Following the outbreak of COVID-19 there became an urgent requirement to move vulnerable groups, including stroke rehabilitation patients, who did not need acute care out of the hospital in order to reduce their risk and free up much needed hospital bed space. 

In response partner organisations and volunteers worked together to make the building fit for purpose and arranged for the relocation of staff and the safe transfer of patients to the new site. 

Why Holly Bank House?

Walsall Together Partnership undertook a review of potential community hospital sites taking into consideration the internal and external environment, how easy the building could be adapted to ensure the sustainable delivery of services in the future and the safety of the site. 

It was decided that Holly Bank House provided the best opportunity to deliver Stroke Rehabilitation Services for the following reasons:

  • It was an existing in-patient facility with 21 rooms all with ensuite facilities
  • Minimal work was required to bring the building up to required standards 
  • Its easily accessible with free parking
  • It is the site of other community services allowing for better integrated care
  • It offers both physical and psychological benefits e.g. accessible outside space and a suitably large therapy space

What this means for patients 

By moving rehabilitation services out of the hospital we can improve the way specialist rehabilitation is provided and give our patients the greatest opportunity and time to recover. 

There are a number of benefits to patients including:

  • Access to support by a skilled multi-disciplinary team who are able to focus their time on providing more quality care based on individual needs
  • Better links to other community services including intermediate care , rapid response and The Community Neurological Rehabilitation Team who are based on site
  • Improved environment so patients are not receiving their rehabilitation in a busy hospital where staff are often asked to help support on other wards
  • Less risk of hospital associated infections and increased falls 
  • Reduced length of stay in hospital 
  • Reduced staff sickness levels and staff turnover resulting in better continuity of care 
  • Better long term health outcomes and levels of independence associated with improved levels of rehabilitation 

We have already seen improvements in patient outcomes for example:

The average length of stay for the 72 patients transferred to Holly Bank House between April 2020 and January 2021 is currently 26 days compared to an average length of stay on a hospital ward of 35 days.

Next Steps

The service has now been in running from Holly Bank House since April 2020 under a Tenancy at Will agreement and we are currently finalising a long term lease agreement. 

We plan to carry out some patient engagement following the transfer of patients to ensure the services are meeting patient needs and see if there is anything that can be done to improve the service.

Recommended Summary Plan for Emergency Care and Treatment (ReSPECT) 

Improving personalised care in Walsall is one of the key priorities for the Walsall Together Partnership.

One of the ways we are aiming to achieve this is to replace the current Do Not Attempt Resuscitation (DNACPR) policy that is used across the borough, with the Resuscitation Council (UK) Recommended Summary Plan for Emergency Care and Treatment (ReSPECT)

The ReSPECT process creates personalised recommendations, for clinical care in an emergency situation, when a person is not able to make decisions or express their wishes.

By using the ReSPECT process, we will be able to improve personalised care, by talking about much more than just resuscitation.
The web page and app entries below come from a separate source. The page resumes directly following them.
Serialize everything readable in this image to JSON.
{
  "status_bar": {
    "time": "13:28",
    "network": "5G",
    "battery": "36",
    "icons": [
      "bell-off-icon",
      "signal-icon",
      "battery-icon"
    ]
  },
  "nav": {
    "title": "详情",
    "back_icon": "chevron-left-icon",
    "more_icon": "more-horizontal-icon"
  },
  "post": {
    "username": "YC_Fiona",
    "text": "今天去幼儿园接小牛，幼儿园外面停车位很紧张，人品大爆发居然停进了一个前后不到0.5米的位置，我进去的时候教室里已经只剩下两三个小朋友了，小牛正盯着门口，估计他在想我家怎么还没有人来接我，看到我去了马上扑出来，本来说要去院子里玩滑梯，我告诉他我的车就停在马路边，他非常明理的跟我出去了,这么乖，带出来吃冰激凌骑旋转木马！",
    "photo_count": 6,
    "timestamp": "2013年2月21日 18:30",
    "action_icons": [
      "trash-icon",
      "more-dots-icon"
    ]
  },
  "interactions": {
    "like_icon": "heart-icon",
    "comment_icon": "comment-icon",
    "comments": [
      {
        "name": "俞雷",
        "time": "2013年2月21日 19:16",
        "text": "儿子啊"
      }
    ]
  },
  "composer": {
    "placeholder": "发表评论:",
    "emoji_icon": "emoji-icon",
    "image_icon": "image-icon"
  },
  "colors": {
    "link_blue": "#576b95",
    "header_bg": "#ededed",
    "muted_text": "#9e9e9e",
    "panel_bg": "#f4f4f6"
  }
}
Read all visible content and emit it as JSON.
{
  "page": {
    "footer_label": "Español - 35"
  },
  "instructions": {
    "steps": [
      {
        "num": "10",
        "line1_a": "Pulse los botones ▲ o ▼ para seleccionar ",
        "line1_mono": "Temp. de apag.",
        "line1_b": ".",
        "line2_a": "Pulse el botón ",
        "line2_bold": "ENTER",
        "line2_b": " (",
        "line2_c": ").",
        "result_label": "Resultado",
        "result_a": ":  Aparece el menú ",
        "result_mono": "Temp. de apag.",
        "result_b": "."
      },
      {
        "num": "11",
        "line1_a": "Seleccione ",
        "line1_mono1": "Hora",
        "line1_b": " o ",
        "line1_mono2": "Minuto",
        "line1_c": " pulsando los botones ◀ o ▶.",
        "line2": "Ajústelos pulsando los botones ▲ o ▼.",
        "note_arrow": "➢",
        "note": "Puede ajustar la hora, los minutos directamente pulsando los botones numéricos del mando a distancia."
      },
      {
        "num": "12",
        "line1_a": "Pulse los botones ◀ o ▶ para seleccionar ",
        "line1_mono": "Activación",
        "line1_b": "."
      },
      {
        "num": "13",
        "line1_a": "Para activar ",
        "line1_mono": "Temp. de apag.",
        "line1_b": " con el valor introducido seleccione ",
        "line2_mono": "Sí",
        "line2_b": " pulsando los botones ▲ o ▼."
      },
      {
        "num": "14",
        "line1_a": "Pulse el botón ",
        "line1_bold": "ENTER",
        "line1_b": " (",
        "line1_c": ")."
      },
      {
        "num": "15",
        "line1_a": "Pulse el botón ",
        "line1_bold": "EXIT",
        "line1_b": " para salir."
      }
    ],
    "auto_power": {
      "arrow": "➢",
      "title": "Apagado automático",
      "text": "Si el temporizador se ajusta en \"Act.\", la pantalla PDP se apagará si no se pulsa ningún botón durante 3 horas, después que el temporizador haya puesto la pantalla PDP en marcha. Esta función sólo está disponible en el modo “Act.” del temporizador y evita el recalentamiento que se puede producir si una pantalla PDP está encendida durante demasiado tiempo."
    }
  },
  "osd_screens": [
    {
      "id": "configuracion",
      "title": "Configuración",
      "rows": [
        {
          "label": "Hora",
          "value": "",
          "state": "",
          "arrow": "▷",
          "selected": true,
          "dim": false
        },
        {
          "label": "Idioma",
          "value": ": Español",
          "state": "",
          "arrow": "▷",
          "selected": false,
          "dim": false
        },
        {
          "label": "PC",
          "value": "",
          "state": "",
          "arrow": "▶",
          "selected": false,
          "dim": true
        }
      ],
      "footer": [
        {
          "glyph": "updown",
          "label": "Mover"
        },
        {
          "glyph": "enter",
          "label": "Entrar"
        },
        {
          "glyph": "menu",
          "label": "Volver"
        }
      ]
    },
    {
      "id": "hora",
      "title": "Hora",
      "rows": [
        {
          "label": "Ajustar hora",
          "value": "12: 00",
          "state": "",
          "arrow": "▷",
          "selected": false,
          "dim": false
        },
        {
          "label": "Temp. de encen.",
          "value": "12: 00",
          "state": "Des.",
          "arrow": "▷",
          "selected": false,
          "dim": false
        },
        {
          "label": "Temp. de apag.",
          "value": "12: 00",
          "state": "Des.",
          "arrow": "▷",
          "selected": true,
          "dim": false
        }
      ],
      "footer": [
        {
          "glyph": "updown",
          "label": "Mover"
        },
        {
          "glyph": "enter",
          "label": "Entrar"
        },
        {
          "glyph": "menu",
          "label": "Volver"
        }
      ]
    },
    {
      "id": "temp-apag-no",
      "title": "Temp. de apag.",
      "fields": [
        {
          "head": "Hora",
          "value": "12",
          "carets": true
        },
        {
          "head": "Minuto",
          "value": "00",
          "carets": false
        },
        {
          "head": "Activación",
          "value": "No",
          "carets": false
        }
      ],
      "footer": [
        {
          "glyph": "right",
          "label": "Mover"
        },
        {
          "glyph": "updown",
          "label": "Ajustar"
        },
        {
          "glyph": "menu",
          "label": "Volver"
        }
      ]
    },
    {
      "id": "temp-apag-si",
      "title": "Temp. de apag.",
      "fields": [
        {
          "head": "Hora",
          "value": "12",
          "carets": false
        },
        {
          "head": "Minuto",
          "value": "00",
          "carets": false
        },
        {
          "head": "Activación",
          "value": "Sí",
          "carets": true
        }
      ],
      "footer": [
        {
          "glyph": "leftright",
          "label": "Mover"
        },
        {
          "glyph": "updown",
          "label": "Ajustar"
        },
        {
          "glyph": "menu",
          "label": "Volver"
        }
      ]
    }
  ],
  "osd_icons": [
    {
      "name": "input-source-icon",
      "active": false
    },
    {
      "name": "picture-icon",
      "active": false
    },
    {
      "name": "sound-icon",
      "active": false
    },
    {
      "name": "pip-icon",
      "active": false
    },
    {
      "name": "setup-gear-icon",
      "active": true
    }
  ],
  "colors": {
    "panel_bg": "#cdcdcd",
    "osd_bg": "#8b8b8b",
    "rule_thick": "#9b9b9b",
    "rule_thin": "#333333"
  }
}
We are able to engage with patients and their families and work together to make decisions and recommendations and effectively plan their care in the event of a situation where they are unable to express their own wishes.  

People with a ReSPECT plan in place are more likely to avoid unwanted and unnecessary interventions including hospital admissions and be cared for and die in the place of their choosing. 

The new policy came into effect as of 1 January 2021.